§ **YOUR TASK**
This exercise asks for the entries to be repeated exactly, without their images.
============================================================
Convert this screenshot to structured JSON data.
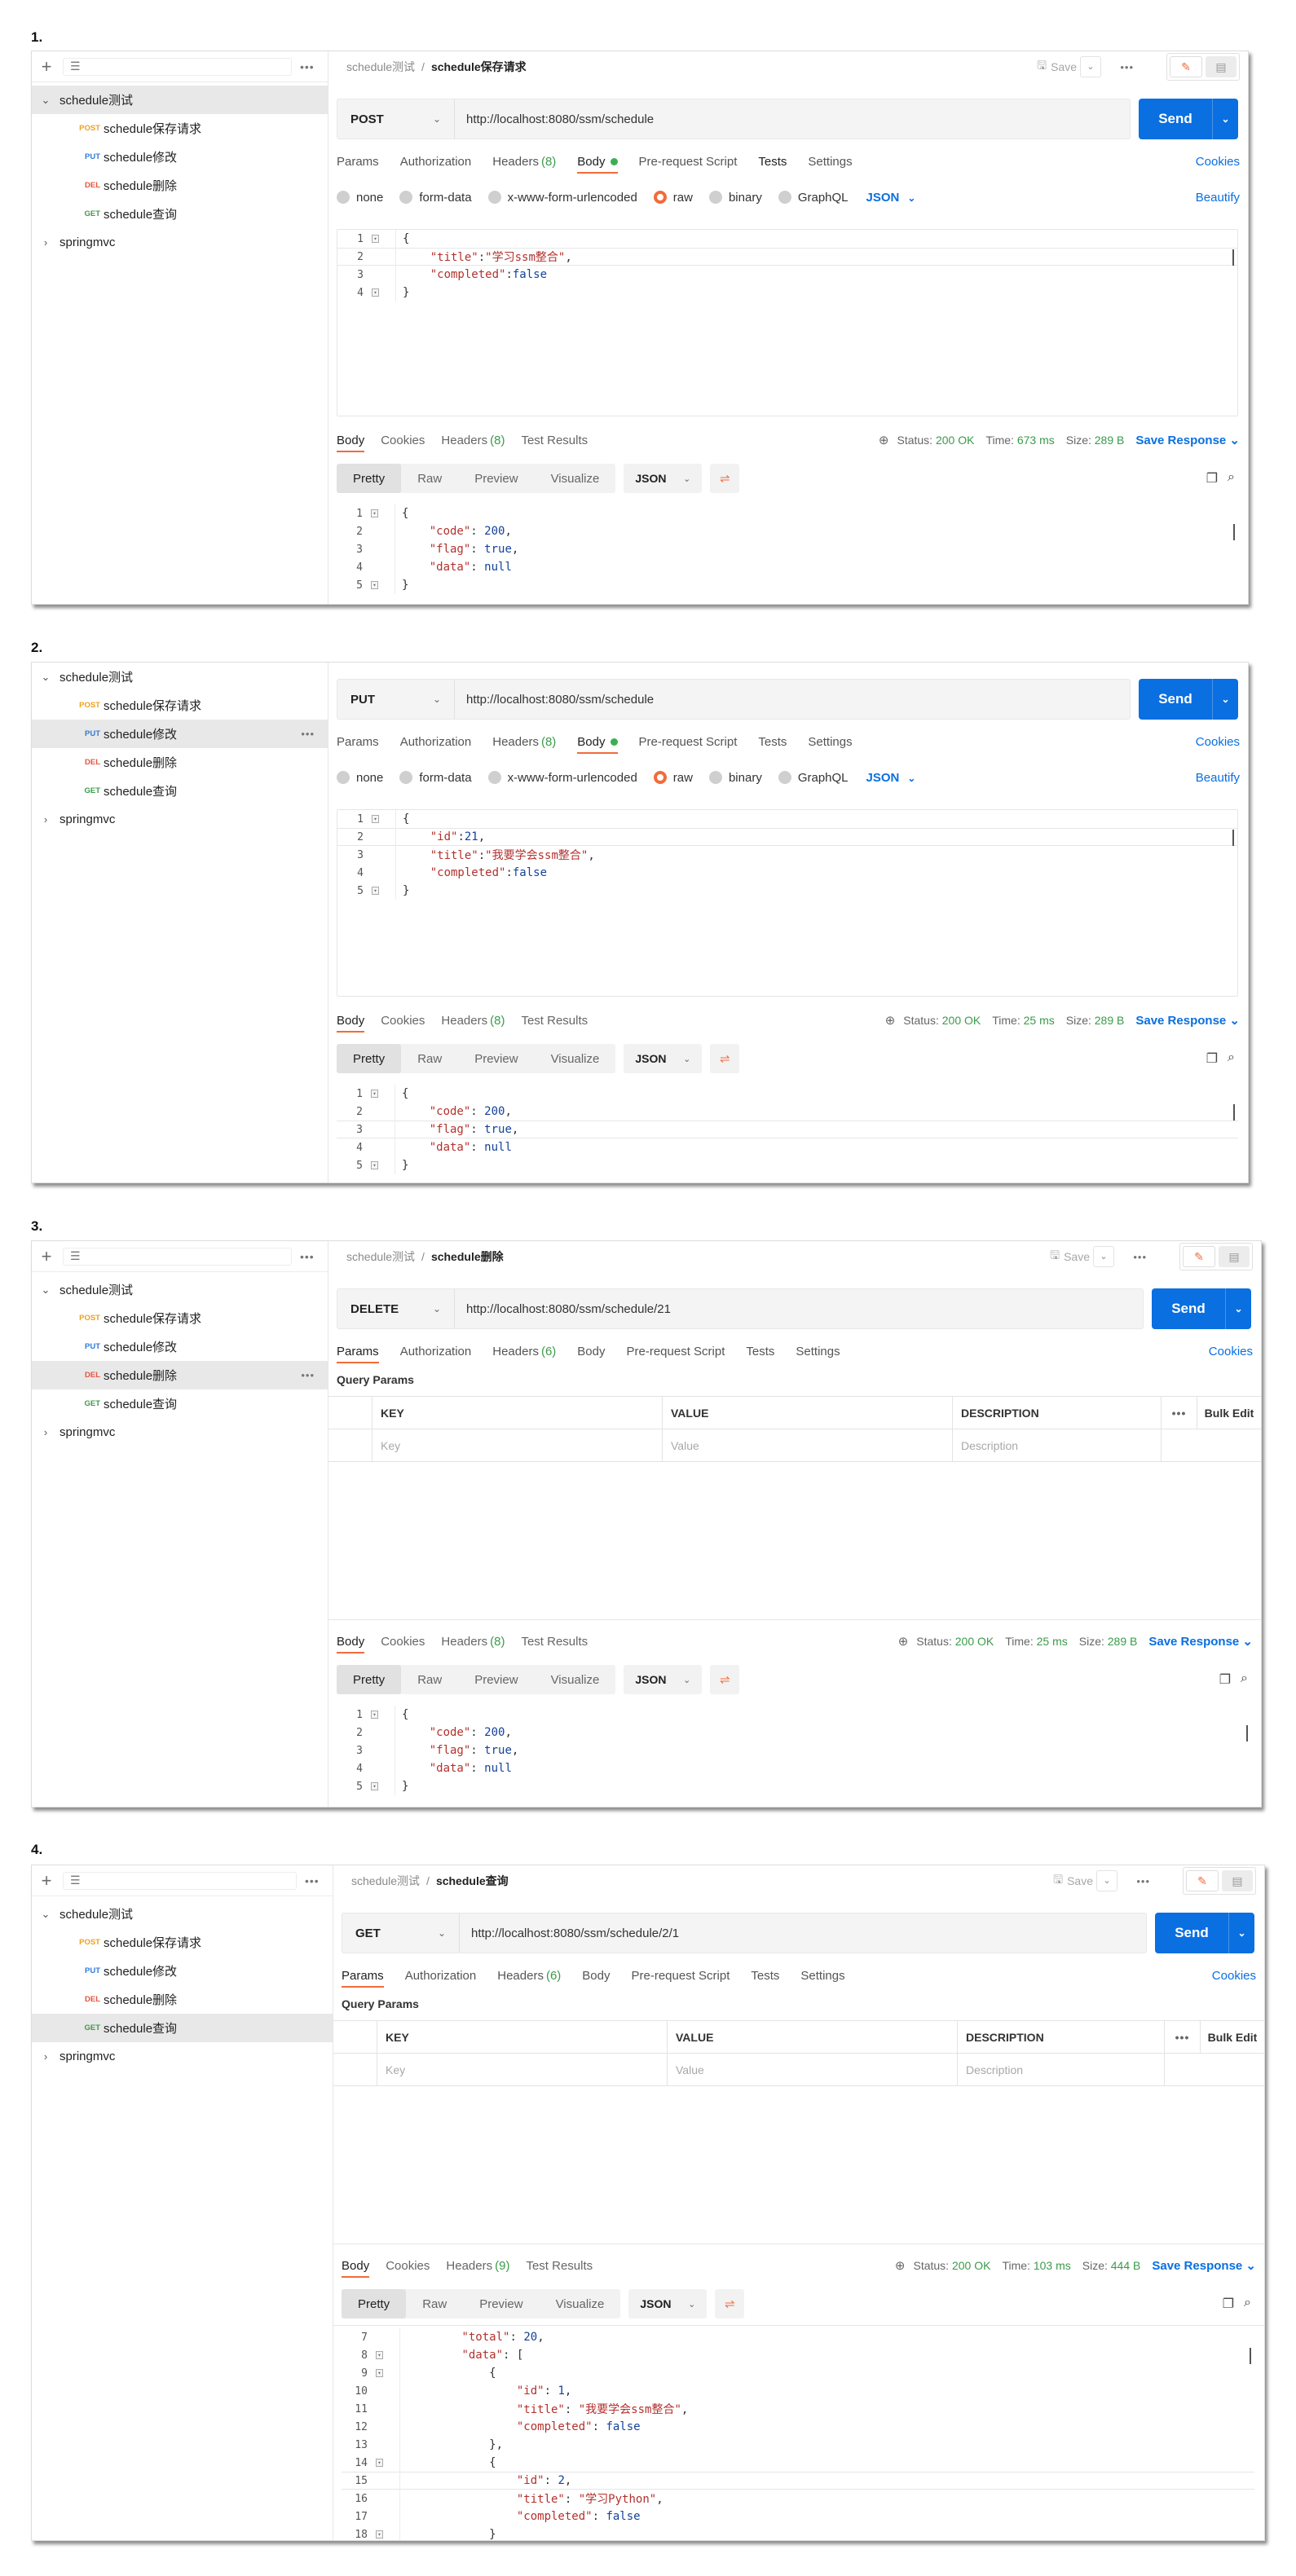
{
  "sidebar": {
    "collection": "schedule测试",
    "other_collection": "springmvc",
    "items": [
      {
        "method": "POST",
        "name": "schedule保存请求"
      },
      {
        "method": "PUT",
        "name": "schedule修改"
      },
      {
        "method": "DEL",
        "name": "schedule删除"
      },
      {
        "method": "GET",
        "name": "schedule查询"
      }
    ]
  },
  "common": {
    "save": "Save",
    "send": "Send",
    "cookies": "Cookies",
    "beautify": "Beautify",
    "req_tabs": [
      "Params",
      "Authorization",
      "Headers",
      "Body",
      "Pre-request Script",
      "Tests",
      "Settings"
    ],
    "body_types": [
      "none",
      "form-data",
      "x-www-form-urlencoded",
      "raw",
      "binary",
      "GraphQL"
    ],
    "json": "JSON",
    "res_tabs": [
      "Body",
      "Cookies",
      "Headers",
      "Test Results"
    ],
    "res_views": [
      "Pretty",
      "Raw",
      "Preview",
      "Visualize"
    ],
    "status_label": "Status:",
    "time_label": "Time:",
    "size_label": "Size:",
    "save_response": "Save Response",
    "query_params": "Query Params",
    "col_key": "KEY",
    "col_value": "VALUE",
    "col_desc": "DESCRIPTION",
    "bulk_edit": "Bulk Edit",
    "ph_key": "Key",
    "ph_value": "Value",
    "ph_desc": "Description"
  },
  "steps": [
    {
      "label": "1.",
      "crumb": "schedule测试",
      "title": "schedule保存请求",
      "method": "POST",
      "url": "http://localhost:8080/ssm/schedule",
      "headers_count": "(8)",
      "status": "200 OK",
      "time": "673 ms",
      "size": "289 B",
      "res_headers": "(8)"
    },
    {
      "label": "2.",
      "method": "PUT",
      "url": "http://localhost:8080/ssm/schedule",
      "headers_count": "(8)",
      "status": "200 OK",
      "time": "25 ms",
      "size": "289 B",
      "res_headers": "(8)"
    },
    {
      "label": "3.",
      "crumb": "schedule测试",
      "title": "schedule删除",
      "method": "DELETE",
      "url": "http://localhost:8080/ssm/schedule/21",
      "headers_count": "(6)",
      "status": "200 OK",
      "time": "25 ms",
      "size": "289 B",
      "res_headers": "(8)"
    },
    {
      "label": "4.",
      "crumb": "schedule测试",
      "title": "schedule查询",
      "method": "GET",
      "url": "http://localhost:8080/ssm/schedule/2/1",
      "headers_count": "(6)",
      "status": "200 OK",
      "time": "103 ms",
      "size": "444 B",
      "res_headers": "(9)"
    }
  ],
  "code": {
    "req1": [
      {
        "n": "1",
        "t": "{"
      },
      {
        "n": "2",
        "t": "    \"title\":\"学习ssm整合\","
      },
      {
        "n": "3",
        "t": "    \"completed\":false"
      },
      {
        "n": "4",
        "t": "}"
      }
    ],
    "req2": [
      {
        "n": "1",
        "t": "{"
      },
      {
        "n": "2",
        "t": "    \"id\":21,"
      },
      {
        "n": "3",
        "t": "    \"title\":\"我要学会ssm整合\","
      },
      {
        "n": "4",
        "t": "    \"completed\":false"
      },
      {
        "n": "5",
        "t": "}"
      }
    ],
    "res_basic": [
      {
        "n": "1",
        "t": "{"
      },
      {
        "n": "2",
        "t": "    \"code\": 200,"
      },
      {
        "n": "3",
        "t": "    \"flag\": true,"
      },
      {
        "n": "4",
        "t": "    \"data\": null"
      },
      {
        "n": "5",
        "t": "}"
      }
    ],
    "res4": [
      {
        "n": "7",
        "t": "        \"total\": 20,"
      },
      {
        "n": "8",
        "t": "        \"data\": ["
      },
      {
        "n": "9",
        "t": "            {"
      },
      {
        "n": "10",
        "t": "                \"id\": 1,"
      },
      {
        "n": "11",
        "t": "                \"title\": \"我要学会ssm整合\","
      },
      {
        "n": "12",
        "t": "                \"completed\": false"
      },
      {
        "n": "13",
        "t": "            },"
      },
      {
        "n": "14",
        "t": "            {"
      },
      {
        "n": "15",
        "t": "                \"id\": 2,"
      },
      {
        "n": "16",
        "t": "                \"title\": \"学习Python\","
      },
      {
        "n": "17",
        "t": "                \"completed\": false"
      },
      {
        "n": "18",
        "t": "            }"
      }
    ]
  }
}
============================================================
§ **REPLY**
Convert this screenshot to structured JSON data.
{
  "sidebar": {
    "collection": "schedule测试",
    "other_collection": "springmvc",
    "items": [
      {
        "method": "POST",
        "name": "schedule保存请求"
      },
      {
        "method": "PUT",
        "name": "schedule修改"
      },
      {
        "method": "DEL",
        "name": "schedule删除"
      },
      {
        "method": "GET",
        "name": "schedule查询"
      }
    ]
  },
  "common": {
    "save": "Save",
    "send": "Send",
    "cookies": "Cookies",
    "beautify": "Beautify",
    "req_tabs": [
      "Params",
      "Authorization",
      "Headers",
      "Body",
      "Pre-request Script",
      "Tests",
      "Settings"
    ],
    "body_types": [
      "none",
      "form-data",
      "x-www-form-urlencoded",
      "raw",
      "binary",
      "GraphQL"
    ],
    "json": "JSON",
    "res_tabs": [
      "Body",
      "Cookies",
      "Headers",
      "Test Results"
    ],
    "res_views": [
      "Pretty",
      "Raw",
      "Preview",
      "Visualize"
    ],
    "status_label": "Status:",
    "time_label": "Time:",
    "size_label": "Size:",
    "save_response": "Save Response",
    "query_params": "Query Params",
    "col_key": "KEY",
    "col_value": "VALUE",
    "col_desc": "DESCRIPTION",
    "bulk_edit": "Bulk Edit",
    "ph_key": "Key",
    "ph_value": "Value",
    "ph_desc": "Description"
  },
  "steps": [
    {
      "label": "1.",
      "crumb": "schedule测试",
      "title": "schedule保存请求",
      "method": "POST",
      "url": "http://localhost:8080/ssm/schedule",
      "headers_count": "(8)",
      "status": "200 OK",
      "time": "673 ms",
      "size": "289 B",
      "res_headers": "(8)"
    },
    {
      "label": "2.",
      "method": "PUT",
      "url": "http://localhost:8080/ssm/schedule",
      "headers_count": "(8)",
      "status": "200 OK",
      "time": "25 ms",
      "size": "289 B",
      "res_headers": "(8)"
    },
    {
      "label": "3.",
      "crumb": "schedule测试",
      "title": "schedule删除",
      "method": "DELETE",
      "url": "http://localhost:8080/ssm/schedule/21",
      "headers_count": "(6)",
      "status": "200 OK",
      "time": "25 ms",
      "size": "289 B",
      "res_headers": "(8)"
    },
    {
      "label": "4.",
      "crumb": "schedule测试",
      "title": "schedule查询",
      "method": "GET",
      "url": "http://localhost:8080/ssm/schedule/2/1",
      "headers_count": "(6)",
      "status": "200 OK",
      "time": "103 ms",
      "size": "444 B",
      "res_headers": "(9)"
    }
  ],
  "code": {
    "req1": [
      {
        "n": "1",
        "t": "{"
      },
      {
        "n": "2",
        "t": "    \"title\":\"学习ssm整合\","
      },
      {
        "n": "3",
        "t": "    \"completed\":false"
      },
      {
        "n": "4",
        "t": "}"
      }
    ],
    "req2": [
      {
        "n": "1",
        "t": "{"
      },
      {
        "n": "2",
        "t": "    \"id\":21,"
      },
      {
        "n": "3",
        "t": "    \"title\":\"我要学会ssm整合\","
      },
      {
        "n": "4",
        "t": "    \"completed\":false"
      },
      {
        "n": "5",
        "t": "}"
      }
    ],
    "res_basic": [
      {
        "n": "1",
        "t": "{"
      },
      {
        "n": "2",
        "t": "    \"code\": 200,"
      },
      {
        "n": "3",
        "t": "    \"flag\": true,"
      },
      {
        "n": "4",
        "t": "    \"data\": null"
      },
      {
        "n": "5",
        "t": "}"
      }
    ],
    "res4": [
      {
        "n": "7",
        "t": "        \"total\": 20,"
      },
      {
        "n": "8",
        "t": "        \"data\": ["
      },
      {
        "n": "9",
        "t": "            {"
      },
      {
        "n": "10",
        "t": "                \"id\": 1,"
      },
      {
        "n": "11",
        "t": "                \"title\": \"我要学会ssm整合\","
      },
      {
        "n": "12",
        "t": "                \"completed\": false"
      },
      {
        "n": "13",
        "t": "            },"
      },
      {
        "n": "14",
        "t": "            {"
      },
      {
        "n": "15",
        "t": "                \"id\": 2,"
      },
      {
        "n": "16",
        "t": "                \"title\": \"学习Python\","
      },
      {
        "n": "17",
        "t": "                \"completed\": false"
      },
      {
        "n": "18",
        "t": "            }"
      }
    ]
  }
}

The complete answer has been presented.